Leaders of the Southern Baptist Home Mission Board have visited Cuba for the first time in 17 years.
Gerald Palmer, director of the missions section, and Oscar Romo, director of the language missions department, reported to the board here on their nine-day visit in October.
According to Romo, visiting Cuban Baptists today is "almost like stepping back 20 years ago into the Southern Baptist Convention." Unlike many SBC congregations in the United States, he said, most Cuban Baptist churches have maintained traditional programs.
Romo speculated that one reason for this is that the Cuban churches were so locked in that there was nothing that came in from the outside to influence changes."
There are some 13,500 Baptists in Cuba today in two conventions. The Baptist Convention of Western Cuba was once an SBC mission, while the Baptist Convention of Eastern Cuba was formerly affiliated with the American Baptist Churches. The Western Convention has about 7,000 members, while the Eastern unit has some 6,500. The SBC home mission staffers spent all their time with the Western Convention.
Romo and Palmer reported that all the 50 or so pastors and church leaders in the Western Convention who had been imprisoned by the Castro regime have been released. Many have joined their families in the United States.
"What happened in Cuba may have been the best thing that could have happened in terms of strengthening the indigenous church," Romo said. He indicated that the Home Mission Board is "hoping to establish such a relationship that we will not only be able to pray for our brothers, but to help as they desire."
Under present plans, the SBC Home Mission Board will attempt to reestablish and strengthen relationships with the Western Convention in Cuba.

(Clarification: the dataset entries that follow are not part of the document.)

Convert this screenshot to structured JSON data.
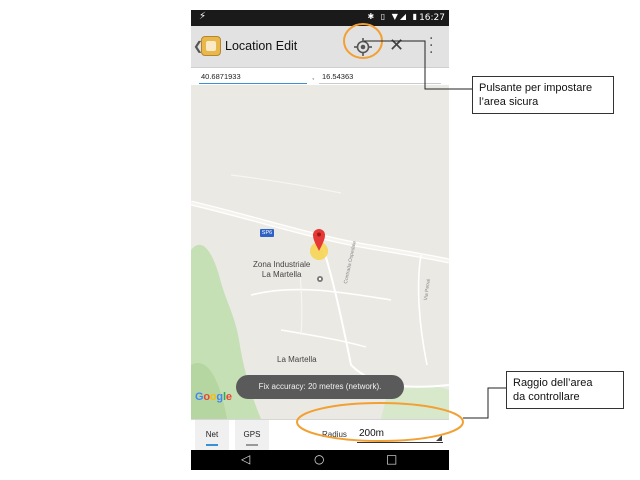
{
  "status_bar": {
    "time": "16:27",
    "left_icon": "bolt-icon",
    "right_icons": [
      "bluetooth-icon",
      "vibrate-icon",
      "wifi-icon",
      "signal-icon",
      "battery-icon"
    ]
  },
  "app_bar": {
    "title": "Location Edit",
    "actions": [
      "locate-icon",
      "close-icon",
      "more-vert-icon"
    ]
  },
  "coordinates": {
    "latitude": "40.6871933",
    "separator": ",",
    "longitude": "16.54363"
  },
  "map": {
    "road_badge": "SP6",
    "place_label_line1": "Zona Industriale",
    "place_label_line2": "La Martella",
    "locality_label": "La Martella",
    "road_label_1": "Contrada Ospedale",
    "road_label_2": "Via Petrai",
    "attribution_parts": [
      "G",
      "o",
      "o",
      "g",
      "l",
      "e"
    ],
    "attribution_colors": [
      "#4285F4",
      "#EA4335",
      "#FBBC05",
      "#4285F4",
      "#34A853",
      "#EA4335"
    ],
    "marker_color": "#e53935",
    "accuracy_circle_color": "#f7d34a",
    "toast": "Fix accuracy: 20 metres (network)."
  },
  "bottom_bar": {
    "tab_net": "Net",
    "tab_gps": "GPS",
    "radius_label": "Radius",
    "radius_value": "200m"
  },
  "nav_bar": {
    "back": "◁",
    "home": "○",
    "recents": "□"
  },
  "annotations": {
    "top_line1": "Pulsante per impostare",
    "top_line2": "l’area sicura",
    "bottom_line1": "Raggio dell’area",
    "bottom_line2": "da controllare",
    "highlight_color": "#f2a033"
  }
}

If mission work is reestablished, it will eventually be transferred to the SBC's Foreign Mission Board.